Nutrition, family, work and many other topics to adjust to when living with CRC.
Identifying Risk Factors
“Very few things compare to the message that you are now ‘free of cancer’. It’s exhilarating and brings a sigh of relief to the whole family. It’s behind you, you hope but somehow it is not. Your follow-up scans and colonoscopy are already in your calendar, as it will be for the next five years or longer.
You have to pick up your life again but now with a different view on your own vulnerability. Cancer will stay with you as a continued presence in the background. And that should not be negative. It’s good to be survivor. It gives a different perspective of what you appreciate. Life has more value when you’re a survivor.”
– Stefan Gijssels, Digestive Cancers Europe CEO and CRC Survivor
Thanks to advances in medical research the effectiveness of cancer treatment continues to improve. As more people are surviving cancer how long a person lives is no longer the only focus. It is however also important to take into consideration how well they are able to live following treatment.
As you complete your cancer treatment you may be wondering: what happens next?
The transition to survivorship is unique for each person and it is full of challenges.
One of these challenges is being able to return to everyday life while adjusting to the changes that result from the disease and its treatment. Recognising these changes and knowing how and when to ask for support can help you through this period of transition. In that respect it is good to also get back to work if you were employed before.

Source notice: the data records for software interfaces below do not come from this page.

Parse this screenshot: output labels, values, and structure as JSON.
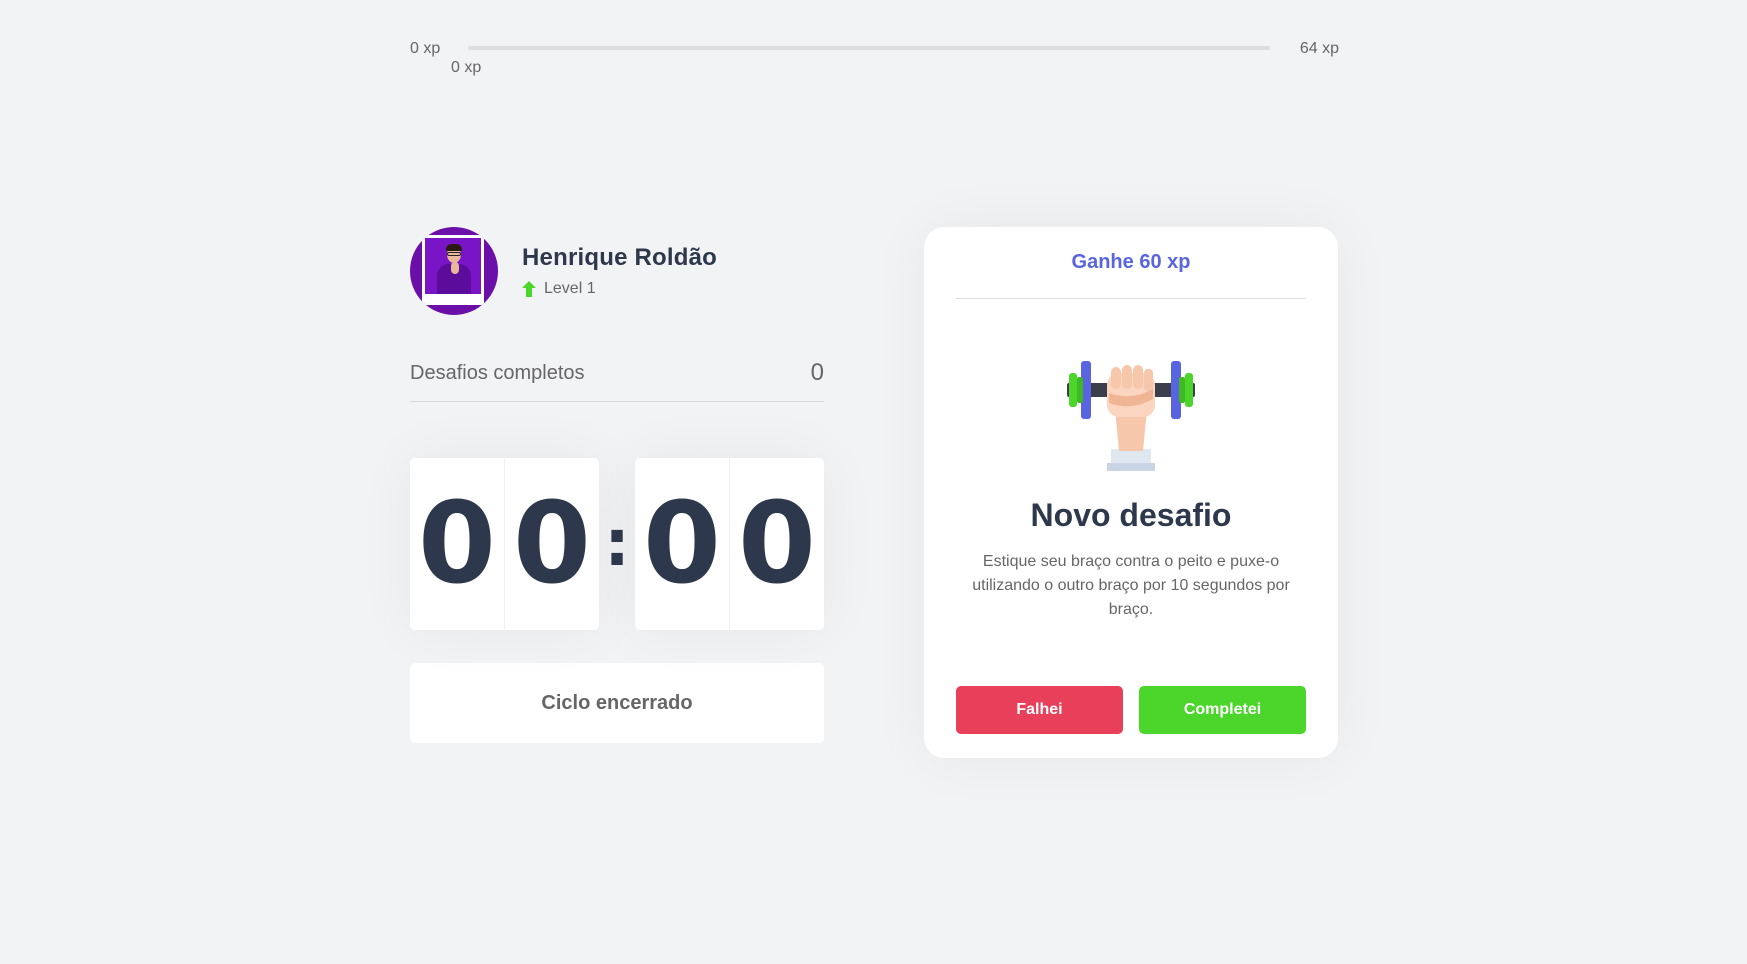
{
  "xp": {
    "min_label": "0 xp",
    "max_label": "64 xp",
    "current_label": "0 xp",
    "progress_fraction": 0
  },
  "profile": {
    "name": "Henrique Roldão",
    "level": "Level 1",
    "level_icon": "arrow-up-icon"
  },
  "challenges": {
    "label": "Desafios completos",
    "count": "0"
  },
  "countdown": {
    "minute_left": "0",
    "minute_right": "0",
    "separator": ":",
    "second_left": "0",
    "second_right": "0"
  },
  "cycle_button": {
    "label": "Ciclo encerrado"
  },
  "challenge_card": {
    "header": "Ganhe 60 xp",
    "icon": "dumbbell-body-icon",
    "title": "Novo desafio",
    "description": "Estique seu braço contra o peito e puxe-o utilizando o outro braço por 10 segundos por braço.",
    "fail_label": "Falhei",
    "success_label": "Completei"
  },
  "colors": {
    "background": "#f2f3f5",
    "title": "#2e384d",
    "text": "#666666",
    "blue": "#5965e0",
    "green": "#4cd62b",
    "red": "#e83f5b",
    "white": "#ffffff"
  }
}
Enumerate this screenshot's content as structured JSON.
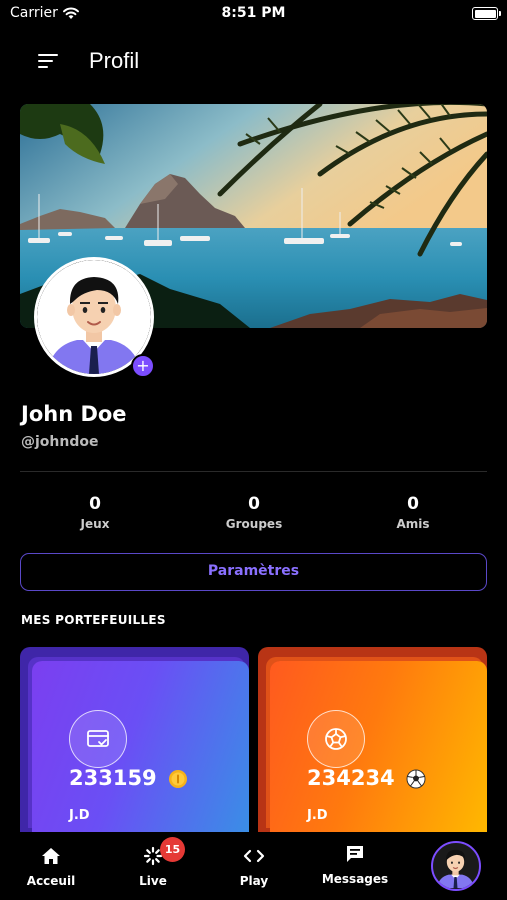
{
  "status_bar": {
    "carrier": "Carrier",
    "time": "8:51 PM"
  },
  "header": {
    "title": "Profil",
    "menu_icon": "menu-icon"
  },
  "profile": {
    "name": "John Doe",
    "handle": "@johndoe",
    "add_photo_symbol": "+"
  },
  "stats": [
    {
      "value": "0",
      "label": "Jeux"
    },
    {
      "value": "0",
      "label": "Groupes"
    },
    {
      "value": "0",
      "label": "Amis"
    }
  ],
  "settings_button": {
    "label": "Paramètres"
  },
  "wallets_section": {
    "title": "MES PORTEFEUILLES",
    "wallets": [
      {
        "amount": "233159",
        "unit_icon": "coin-icon",
        "owner": "J.D",
        "icon": "card-check-icon",
        "colors": [
          "#7b3ff0",
          "#3a8ee6"
        ]
      },
      {
        "amount": "234234",
        "unit_icon": "soccer-ball-icon",
        "owner": "J.D",
        "icon": "soccer-ball-icon",
        "colors": [
          "#ff5a1f",
          "#ffb800"
        ]
      }
    ]
  },
  "tabbar": {
    "tabs": [
      {
        "label": "Acceuil",
        "icon": "home-icon"
      },
      {
        "label": "Live",
        "icon": "live-icon",
        "badge": "15"
      },
      {
        "label": "Play",
        "icon": "code-icon"
      },
      {
        "label": "Messages",
        "icon": "message-icon"
      }
    ],
    "profile_icon": "avatar"
  },
  "colors": {
    "accent": "#7c4dff",
    "background": "#000000",
    "badge": "#e53935"
  }
}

You may find that your life may be forever changed by cancer. Some people talk about appreciating life more and gaining a greater acceptance of self after their cancer treatment ends. Others become anxious about their health and unsure of how to cope with life’s demands. We hope this section on survivorship can help you to approach this period of life more easily.